Search This Blog

Sunday, 20 December 2009

Film – The Limits of Control – directed by Jim Jarmusch

Star rating 6/10

This was my first experience of a Jim Jarmusch film, and after reading several reviews which were, let us say, very much less than complementary, my expectations were not too great. And I have to say that I was pleasantly surprised. I was intrigued, and taken along some sort of journey, although I could not exactly pinpoint where it went, how it ended up there, or indeed why.

Isaach De Bankolé is extremely enigmatic as the unnamed lone hit man who travels around Spain encountering various characters who each give him more information towards the puzzle which seems to be his mission. And he is definitely the strong, silent type – having very few words of dialogue for the entire film, preferring instead to observe, size the situation up, and wash it all down with two single espressos at frequent intervals along the way.
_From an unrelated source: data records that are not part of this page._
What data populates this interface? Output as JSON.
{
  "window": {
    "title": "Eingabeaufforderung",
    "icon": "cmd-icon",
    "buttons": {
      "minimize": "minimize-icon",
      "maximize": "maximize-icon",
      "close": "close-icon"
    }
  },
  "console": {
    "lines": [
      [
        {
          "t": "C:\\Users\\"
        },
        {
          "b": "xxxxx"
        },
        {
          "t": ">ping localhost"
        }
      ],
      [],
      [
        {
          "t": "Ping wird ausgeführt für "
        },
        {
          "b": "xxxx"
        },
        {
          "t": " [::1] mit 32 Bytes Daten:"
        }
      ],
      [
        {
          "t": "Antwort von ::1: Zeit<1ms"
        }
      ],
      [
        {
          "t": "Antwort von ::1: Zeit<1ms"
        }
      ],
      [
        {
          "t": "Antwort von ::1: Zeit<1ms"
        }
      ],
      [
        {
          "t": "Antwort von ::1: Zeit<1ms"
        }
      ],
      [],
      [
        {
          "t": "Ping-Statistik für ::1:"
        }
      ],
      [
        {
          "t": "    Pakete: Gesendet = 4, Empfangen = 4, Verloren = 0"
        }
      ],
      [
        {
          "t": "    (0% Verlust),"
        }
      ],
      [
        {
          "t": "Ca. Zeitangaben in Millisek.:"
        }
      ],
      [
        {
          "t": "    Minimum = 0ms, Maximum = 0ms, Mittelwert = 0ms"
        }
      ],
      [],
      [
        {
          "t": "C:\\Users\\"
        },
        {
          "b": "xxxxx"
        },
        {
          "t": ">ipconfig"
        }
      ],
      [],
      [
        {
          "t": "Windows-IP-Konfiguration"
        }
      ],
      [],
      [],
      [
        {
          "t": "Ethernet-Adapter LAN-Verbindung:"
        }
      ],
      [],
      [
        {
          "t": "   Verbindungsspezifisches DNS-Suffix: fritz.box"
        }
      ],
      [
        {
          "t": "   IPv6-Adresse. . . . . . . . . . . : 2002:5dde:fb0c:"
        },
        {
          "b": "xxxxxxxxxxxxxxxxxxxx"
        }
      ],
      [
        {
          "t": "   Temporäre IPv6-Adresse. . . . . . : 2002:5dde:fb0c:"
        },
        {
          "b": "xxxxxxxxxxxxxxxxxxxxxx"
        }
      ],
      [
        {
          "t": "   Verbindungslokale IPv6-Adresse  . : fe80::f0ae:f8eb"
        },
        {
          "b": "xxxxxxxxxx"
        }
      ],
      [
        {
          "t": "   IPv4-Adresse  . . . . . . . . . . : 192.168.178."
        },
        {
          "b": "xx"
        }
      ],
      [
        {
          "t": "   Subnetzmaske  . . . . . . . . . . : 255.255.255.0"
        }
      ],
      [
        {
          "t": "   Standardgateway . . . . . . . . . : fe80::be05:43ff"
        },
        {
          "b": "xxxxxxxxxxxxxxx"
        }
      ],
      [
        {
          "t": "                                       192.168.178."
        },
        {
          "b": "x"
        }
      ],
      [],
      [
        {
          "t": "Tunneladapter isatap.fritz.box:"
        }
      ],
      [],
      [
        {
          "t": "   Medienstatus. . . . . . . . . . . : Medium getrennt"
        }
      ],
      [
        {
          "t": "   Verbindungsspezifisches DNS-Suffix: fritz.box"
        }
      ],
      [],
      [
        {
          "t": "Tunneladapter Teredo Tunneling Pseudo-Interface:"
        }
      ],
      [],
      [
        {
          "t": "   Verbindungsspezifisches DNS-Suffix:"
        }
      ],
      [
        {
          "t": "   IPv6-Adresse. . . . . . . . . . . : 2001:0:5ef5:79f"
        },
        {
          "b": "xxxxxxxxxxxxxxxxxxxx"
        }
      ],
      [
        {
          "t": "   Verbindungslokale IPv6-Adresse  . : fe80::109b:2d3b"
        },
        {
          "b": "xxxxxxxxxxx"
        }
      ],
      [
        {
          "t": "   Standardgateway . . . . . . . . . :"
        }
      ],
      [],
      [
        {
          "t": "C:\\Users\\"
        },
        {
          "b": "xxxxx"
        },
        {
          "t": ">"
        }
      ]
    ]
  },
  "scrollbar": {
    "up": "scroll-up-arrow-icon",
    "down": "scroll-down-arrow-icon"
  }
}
The minor characters whom he encounters to help with his mission are played by cinematic big hitters John Hurt, Tilda Swinton and Gael Garcia Bernal. Hurt is especially good in his brief appearance. But we are not really told who they are, why they are involved, or what the mission is. All we know is that the man is initially dispatched on the mission by two Frenchmen who use certain phrases that become code words used during the later encounters – ‘You don’t speak Spanish – right?’.

The action, such as it is, is enough to keep the audience engaged, if a little frustrated. The cinematography is stunning – sweeping from Madrid, Seville and onto the beautiful rural and barren parts of Spain that are seldom showcased. The lone man is certainly into control in a big way, such as in his ability to resist the lure of a beautiful young woman who stays with him at one point in the story.

So there is control in that sense, and also the control the Jarmusch is exerting over the audience, just hinting at possible explanations but never spelling them out. A thought provoking film that will split audiences, as it did with myself and my companions, but a hauntingly beautiful one that will stay with me after the final credits have rolled.

No comments:

Post a Comment